These are strange times for the press. It finds itself the story, an uncomfortable position for an industry that is used to focusing the spotlight outward. Further, it finds itself in a contentious relationship with U.S. President Donald J. Trump. Reporters are routinely jeered by crowds who attend Trump public events, which he continues to conduct like his campaign rallies.

Today, World Press Freedom Day, it’s important to emphasize that this is “noise” that reporters need to ignore. Reporters should shrug, put on blinders and aggressively pursue what former Washington Post reporter and current CNN commentator Carl Bernstein says of “good journalism.” It is “the best obtainable version of the truth.”

I was a reporter for many years, including at The Wall Street Journal, and my “beat” was broadcast journalism and covering the news divisions of the American networks, including ABC, CBS, CNN, and NBC. And I can tell you firsthand that reporters don’t like being part of the story. To make a generalization, they certainly don’t like being questioned or criticized.

That said, it’s critical in a democracy to have a free, probing press. If the media didn’t question institutions, including governments and businesses, politicians and executives could run amuck. Power would be abused (it is even in a society with a free press) and there would be no accountability. 

Happily, the media is fighting back against false and, candidly, ridiculous allegations of “fake news.” In fact, on May 2nd, CNN rejected an ad from Trump’s re-election campaign (that’s not a typo, by the way) that contained a section that had the words “fake news” over photos of reporters from ABC, CBS, CNN, MSNBC and PBS. Although the head of Trump’s campaign committee called CNN’s decision “censorship,” CNN responded, “the mainstream media is not fake news, and therefore the ad is false.”

Good for CNN and to any other outlet to enforce journalistic standards in both the newsroom and with sponsors. It’s about time the media pushed back.
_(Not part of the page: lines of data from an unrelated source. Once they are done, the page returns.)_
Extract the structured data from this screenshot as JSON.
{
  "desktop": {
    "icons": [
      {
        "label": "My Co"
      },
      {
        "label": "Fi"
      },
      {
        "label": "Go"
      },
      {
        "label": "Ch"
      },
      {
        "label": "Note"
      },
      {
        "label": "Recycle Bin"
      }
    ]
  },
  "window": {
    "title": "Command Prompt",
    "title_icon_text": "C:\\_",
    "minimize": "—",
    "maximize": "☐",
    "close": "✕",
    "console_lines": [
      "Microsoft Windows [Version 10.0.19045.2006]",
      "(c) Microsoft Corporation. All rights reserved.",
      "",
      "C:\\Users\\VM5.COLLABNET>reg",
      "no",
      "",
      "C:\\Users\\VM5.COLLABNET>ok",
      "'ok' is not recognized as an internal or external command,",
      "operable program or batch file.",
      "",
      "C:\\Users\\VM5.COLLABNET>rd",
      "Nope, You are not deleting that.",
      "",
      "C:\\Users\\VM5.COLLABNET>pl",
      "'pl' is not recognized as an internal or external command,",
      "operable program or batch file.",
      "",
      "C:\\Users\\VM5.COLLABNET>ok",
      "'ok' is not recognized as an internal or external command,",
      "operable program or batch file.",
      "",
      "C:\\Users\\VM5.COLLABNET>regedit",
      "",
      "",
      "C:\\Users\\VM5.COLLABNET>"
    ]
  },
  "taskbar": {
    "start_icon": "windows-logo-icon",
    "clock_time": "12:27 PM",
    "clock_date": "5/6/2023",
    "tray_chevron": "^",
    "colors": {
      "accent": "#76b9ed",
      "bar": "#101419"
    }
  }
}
But don’t confuse Trump’s complaints about “fake news,” which, in reality, is usually facts he doesn’t like, with what is actually made up. In France, Facebook* has cracked down on over 30,000 accounts for allegedly spreading fake news stories. Germany and Ukraine are also having issues with true fake news. (How’s that for a contradiction in terms?)

The lesson for all of us: be vigilant and have common sense when digesting news reports. Have your “truth detector” on high alert.

A final thought: To those who are so quick to criticize reporters, remember this: It is the media who represent the interests of the public, sometimes even more than politicians. Some may not like the media turning over rocks and seeing rattlesnakes. 

Consider the alternative.  

*APCO client

Kevin Goldman

Kevin Goldman, senior director, is APCO Worldwide's global media practice lead based in New York. Read More